He thinks about her a lot in the next few days, and makes up all sorts of stories in his head about who she is. He surmises that she is not that good a cook, but would try anyway, and that she likes the same music that he does. She probably lives in a really cool part of town that he would like to spend more time in. He could probably talk to her a lot about his problems and she would be a good listener. He is very sad about his recent turn of events, and upon meeting the woman, he is uplifted. He thinks she is magic.

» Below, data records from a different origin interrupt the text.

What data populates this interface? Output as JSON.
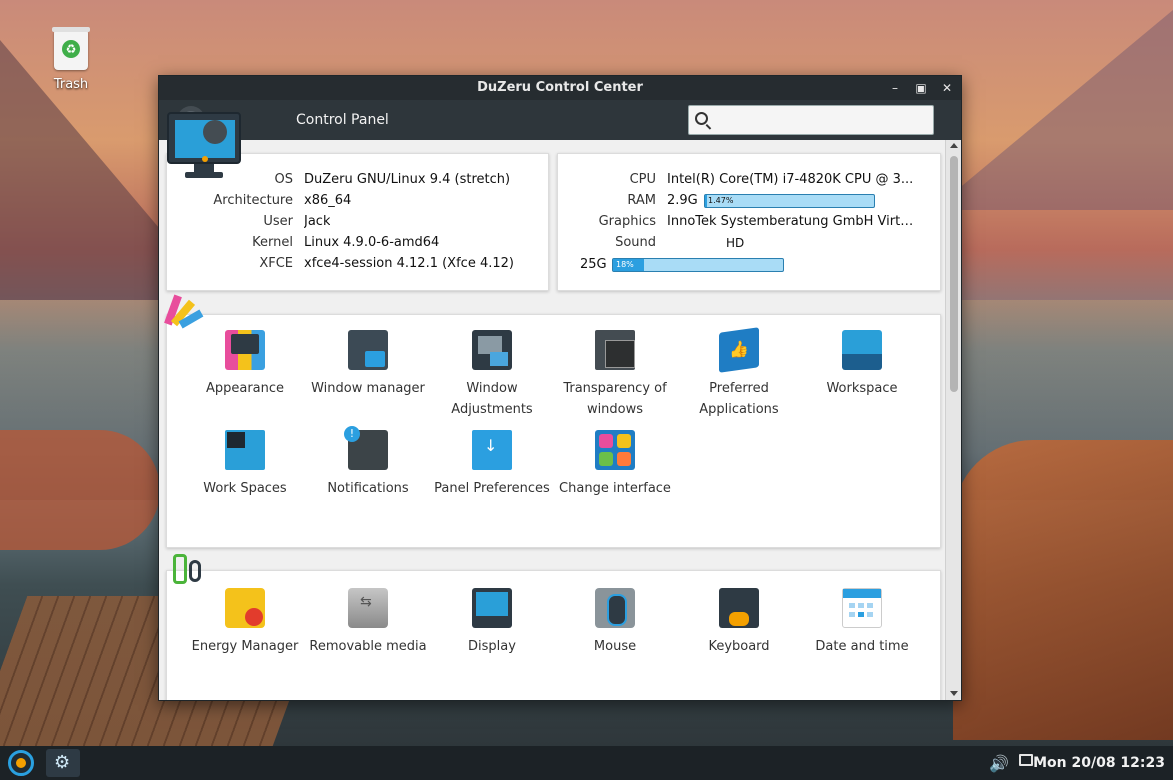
{
  "desktop": {
    "trash_label": "Trash"
  },
  "window": {
    "title": "DuZeru Control Center",
    "controls": [
      "minimize",
      "maximize",
      "close"
    ],
    "toolbar_label": "Control Panel",
    "search_placeholder": ""
  },
  "system_info": {
    "os_label": "OS",
    "os_value": "DuZeru GNU/Linux 9.4 (stretch)",
    "arch_label": "Architecture",
    "arch_value": "x86_64",
    "user_label": "User",
    "user_value": "Jack",
    "kernel_label": "Kernel",
    "kernel_value": "Linux 4.9.0-6-amd64",
    "xfce_label": "XFCE",
    "xfce_value": "xfce4-session 4.12.1 (Xfce 4.12)"
  },
  "hardware_info": {
    "cpu_label": "CPU",
    "cpu_value": "Intel(R) Core(TM) i7-4820K CPU @ 3...",
    "ram_label": "RAM",
    "ram_value": "2.9G",
    "ram_percent_text": "1.47%",
    "ram_percent": 1.47,
    "graphics_label": "Graphics",
    "graphics_value": "InnoTek Systemberatung GmbH Virtu...",
    "sound_label": "Sound",
    "hd_label": "HD",
    "hd_size": "25G",
    "hd_percent_text": "18%",
    "hd_percent": 18,
    "accent_color": "#2b9fe0"
  },
  "appearance_section": {
    "items": [
      {
        "label": "Appearance",
        "icon": "appearance-icon"
      },
      {
        "label": "Window manager",
        "icon": "window-manager-icon"
      },
      {
        "label": "Window Adjustments",
        "icon": "window-adjustments-icon"
      },
      {
        "label": "Transparency of windows",
        "icon": "transparency-icon"
      },
      {
        "label": "Preferred Applications",
        "icon": "preferred-apps-icon"
      },
      {
        "label": "Workspace",
        "icon": "workspace-icon"
      },
      {
        "label": "Work Spaces",
        "icon": "work-spaces-icon"
      },
      {
        "label": "Notifications",
        "icon": "notifications-icon"
      },
      {
        "label": "Panel Preferences",
        "icon": "panel-preferences-icon"
      },
      {
        "label": "Change interface",
        "icon": "change-interface-icon"
      }
    ]
  },
  "hardware_section": {
    "items": [
      {
        "label": "Energy Manager",
        "icon": "energy-manager-icon"
      },
      {
        "label": "Removable media",
        "icon": "removable-media-icon"
      },
      {
        "label": "Display",
        "icon": "display-icon"
      },
      {
        "label": "Mouse",
        "icon": "mouse-icon"
      },
      {
        "label": "Keyboard",
        "icon": "keyboard-icon"
      },
      {
        "label": "Date and time",
        "icon": "date-time-icon"
      }
    ]
  },
  "taskbar": {
    "clock": "Mon 20/08 12:23"
  }
}
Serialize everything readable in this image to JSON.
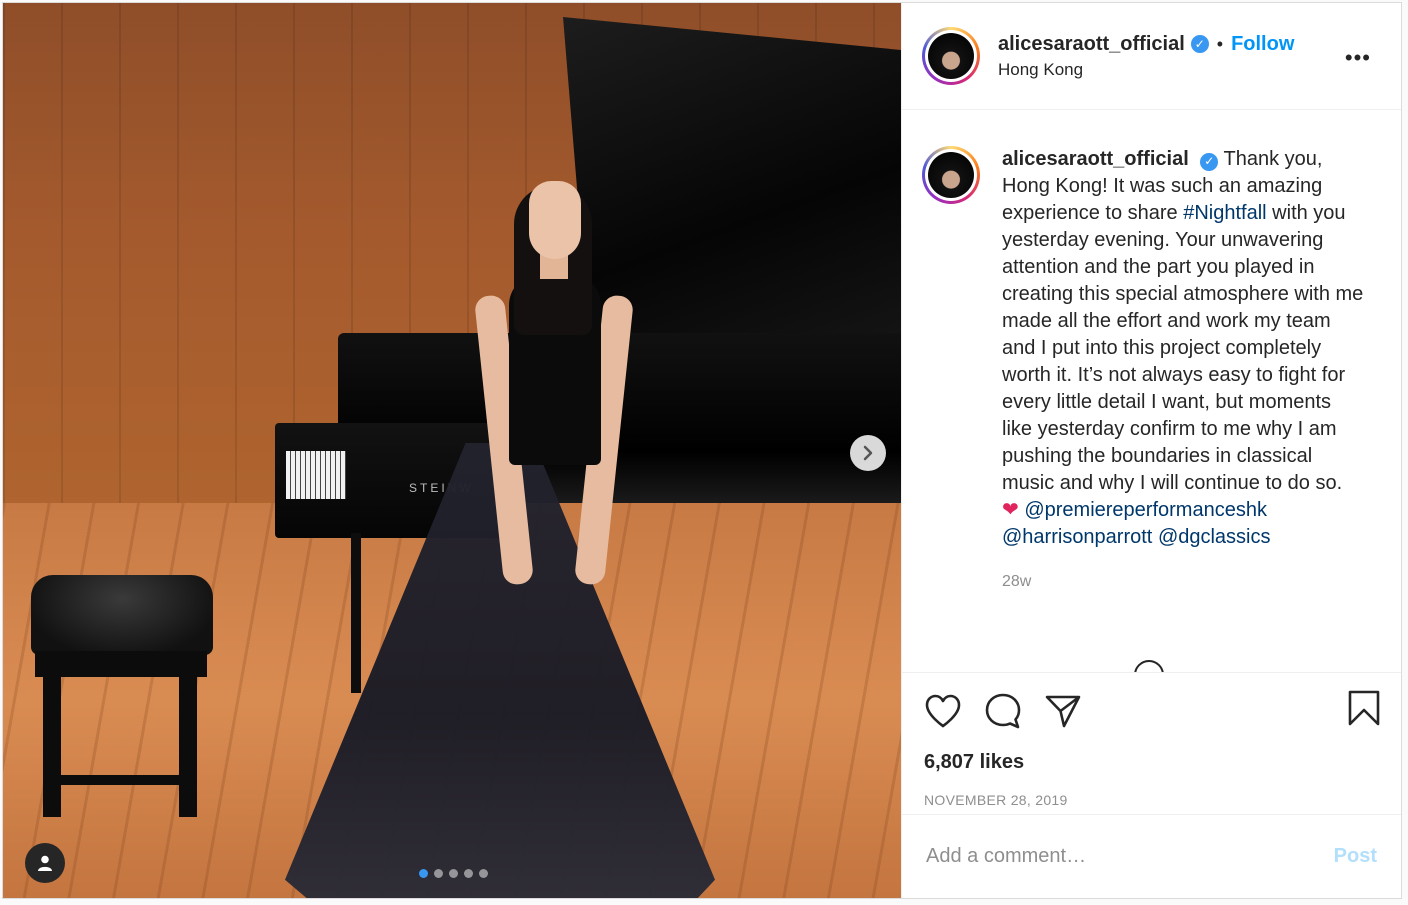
{
  "photo": {
    "piano_brand": "STEINW",
    "carousel_total": 5,
    "carousel_active": 1
  },
  "header": {
    "username": "alicesaraott_official",
    "separator": "•",
    "follow_label": "Follow",
    "location": "Hong Kong",
    "more_label": "•••"
  },
  "caption": {
    "username": "alicesaraott_official",
    "text_1": "Thank you, Hong Kong! It was such an amazing experience to share ",
    "hashtag": "#Nightfall",
    "text_2": " with you yesterday evening. Your unwavering attention and the part you played in creating this special atmosphere with me made all the effort and work my team and I put into this project completely worth it. It’s not always easy to fight for every little detail I want, but moments like yesterday confirm to me why I am pushing the boundaries in classical music and why I will continue to do so.",
    "heart": "❤",
    "mention_1": "@premiereperformanceshk",
    "mention_2": "@harrisonparrott",
    "mention_3": "@dgclassics",
    "time_ago": "28w"
  },
  "actions": {
    "likes": "6,807 likes",
    "date": "NOVEMBER 28, 2019"
  },
  "comment": {
    "placeholder": "Add a comment…",
    "post_label": "Post"
  },
  "colors": {
    "accent": "#0095f6",
    "verified": "#3897f0",
    "link": "#00376b",
    "post_disabled": "#b2dffc"
  }
}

A week or two later she texts him to let him know that she is going to go eat ice cream on the side of a bridge that is particularly beautiful at sunset and he could join her, if he wanted. He has been wondering a bit frantically if she was ever going to contact him. He has made an idealized script up in his head about who she is, and how that benefits him. “She’s so pretty and unusual; delightfully quirky,” he thinks to himself. “I hope she likes me and will listen to my problems, and help me solve them in weird and unexpectedly inspirational ways.” He rushes to the bridge to meet up with her and they go get cones from a nearby shop. She has a funny interaction with the girl who is working there, and he is enthralled with how easily she speaks to people. He resolves to talk to strangers more, and mentally pats himself on the back for this revelation.

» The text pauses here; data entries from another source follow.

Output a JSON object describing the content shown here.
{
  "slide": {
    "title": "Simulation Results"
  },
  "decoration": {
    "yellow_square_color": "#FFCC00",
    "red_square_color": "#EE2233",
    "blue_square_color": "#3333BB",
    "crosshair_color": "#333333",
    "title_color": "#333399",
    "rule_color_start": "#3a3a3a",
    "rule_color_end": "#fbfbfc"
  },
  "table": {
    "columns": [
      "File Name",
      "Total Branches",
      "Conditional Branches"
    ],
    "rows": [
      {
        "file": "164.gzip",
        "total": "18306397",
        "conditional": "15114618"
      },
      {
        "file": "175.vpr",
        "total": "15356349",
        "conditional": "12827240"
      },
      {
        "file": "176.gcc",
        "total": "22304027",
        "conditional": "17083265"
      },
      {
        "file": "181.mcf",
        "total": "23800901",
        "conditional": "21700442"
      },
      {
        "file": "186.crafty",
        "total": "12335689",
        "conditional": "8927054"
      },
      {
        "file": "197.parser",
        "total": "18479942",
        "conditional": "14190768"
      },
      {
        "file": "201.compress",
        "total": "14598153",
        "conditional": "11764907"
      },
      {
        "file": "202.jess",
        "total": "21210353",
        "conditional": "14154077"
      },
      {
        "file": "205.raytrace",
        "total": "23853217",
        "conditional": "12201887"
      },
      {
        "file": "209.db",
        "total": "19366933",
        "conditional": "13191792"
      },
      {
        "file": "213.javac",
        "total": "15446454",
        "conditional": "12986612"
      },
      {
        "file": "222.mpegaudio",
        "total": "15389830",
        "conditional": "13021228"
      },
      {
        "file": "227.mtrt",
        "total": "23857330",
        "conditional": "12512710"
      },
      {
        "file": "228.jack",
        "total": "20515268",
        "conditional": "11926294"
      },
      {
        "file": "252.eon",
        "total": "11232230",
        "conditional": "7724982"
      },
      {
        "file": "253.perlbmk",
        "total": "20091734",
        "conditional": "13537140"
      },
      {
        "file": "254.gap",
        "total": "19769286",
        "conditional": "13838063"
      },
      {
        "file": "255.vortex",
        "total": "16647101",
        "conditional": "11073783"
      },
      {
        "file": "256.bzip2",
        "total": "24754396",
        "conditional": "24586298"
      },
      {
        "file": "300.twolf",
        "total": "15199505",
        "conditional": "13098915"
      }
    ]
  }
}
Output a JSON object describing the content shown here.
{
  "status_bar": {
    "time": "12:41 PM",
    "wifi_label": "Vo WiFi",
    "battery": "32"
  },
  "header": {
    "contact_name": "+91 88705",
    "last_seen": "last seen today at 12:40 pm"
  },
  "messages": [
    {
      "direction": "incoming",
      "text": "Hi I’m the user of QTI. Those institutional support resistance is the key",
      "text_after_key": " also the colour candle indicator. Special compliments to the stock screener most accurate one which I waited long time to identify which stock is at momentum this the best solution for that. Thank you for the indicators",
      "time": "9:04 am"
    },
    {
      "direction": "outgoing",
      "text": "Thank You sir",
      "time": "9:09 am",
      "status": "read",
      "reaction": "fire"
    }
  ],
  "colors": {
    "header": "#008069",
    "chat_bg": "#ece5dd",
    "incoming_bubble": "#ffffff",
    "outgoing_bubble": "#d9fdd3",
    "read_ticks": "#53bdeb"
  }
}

They walk down to the bridge just as the sky is starting to warm up in colour scheme. They sit on a rock off to the side of the bridge, taking in the view. They talk a bit about their week and exchange some jokes. She asks him about himself. He tells her about his job, his family, the turn of events that has left him out of sorts. Whenever she starts to talk about anything that does not directly relate to him or him experience, he steers the conversation back to things that engage and benefit him. She notices this in the beginning and squints a bit whenever he redirects. As the dialogue continues, and the redirection continues, she speaks less and less about things that have to do with her. Her thoughts and feelings remain in her mind, swirling. She changes the subject increasingly often when he is talking about something he is interested in, and he seems to somehow be able to make it about him anyway, commenting on her unique perspective helping him see things in a different way.

He does not ask her anything about herself at all.

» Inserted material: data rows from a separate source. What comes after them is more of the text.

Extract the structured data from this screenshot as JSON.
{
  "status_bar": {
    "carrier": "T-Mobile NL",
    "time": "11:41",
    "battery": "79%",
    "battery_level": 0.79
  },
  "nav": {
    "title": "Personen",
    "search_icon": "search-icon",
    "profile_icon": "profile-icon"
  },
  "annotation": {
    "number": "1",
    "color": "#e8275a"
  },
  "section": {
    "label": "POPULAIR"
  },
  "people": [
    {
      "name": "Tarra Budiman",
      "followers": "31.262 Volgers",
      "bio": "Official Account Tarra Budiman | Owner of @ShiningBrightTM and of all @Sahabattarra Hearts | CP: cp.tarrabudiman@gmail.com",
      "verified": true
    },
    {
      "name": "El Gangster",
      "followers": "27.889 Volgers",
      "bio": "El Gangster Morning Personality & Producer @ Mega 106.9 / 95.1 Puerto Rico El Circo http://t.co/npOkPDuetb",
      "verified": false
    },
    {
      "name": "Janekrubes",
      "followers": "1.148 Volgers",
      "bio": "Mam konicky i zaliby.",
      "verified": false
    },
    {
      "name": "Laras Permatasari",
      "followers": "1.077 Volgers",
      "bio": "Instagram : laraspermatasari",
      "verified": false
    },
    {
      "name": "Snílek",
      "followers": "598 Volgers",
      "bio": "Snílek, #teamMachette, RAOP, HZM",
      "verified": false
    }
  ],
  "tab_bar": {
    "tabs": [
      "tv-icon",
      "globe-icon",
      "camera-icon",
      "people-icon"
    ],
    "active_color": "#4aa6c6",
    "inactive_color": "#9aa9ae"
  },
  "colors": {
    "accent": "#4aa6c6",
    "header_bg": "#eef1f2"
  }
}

When they have finished their ice creams and their hands are empty, he reaches for hers. She looks at him, pulling her hand away,.

“Oh. So, um, you don’t seem to get it,” she says. “I think we’re done here,” and she stands up, brushing off her shorts.

“What?”

“Yeah, so, that conversation we just had? It was all about you. The whole thing. Do you know anything about me?”

“I… yeah! I mean, you like art, and…”

She looks at him, deadpan. “We just spent an hour talking about you: your problems, your thoughts, things that matter to you. I was interested, but I was also looking forward to sharing a part of myself with you. I thought the conversation was going to be reciprocal, because you expressed an interest in me, but I don’t think you’re really interested in ME at all. I have thoughts, feelings, aspirations and lots of memories that are important to me. I think you’re interested in what I can do and be for YOU.”

“………”

“Yeah, I didn’t think you would have much of an argument for that.”

She walked off over the bridge, away from him, and they never saw each other again. She lived a full, happy life with people surrounding her that empowered her and gave her validation, which she happily reciprocated because she felt witnessed, and thinks it is as important to see as to be seen.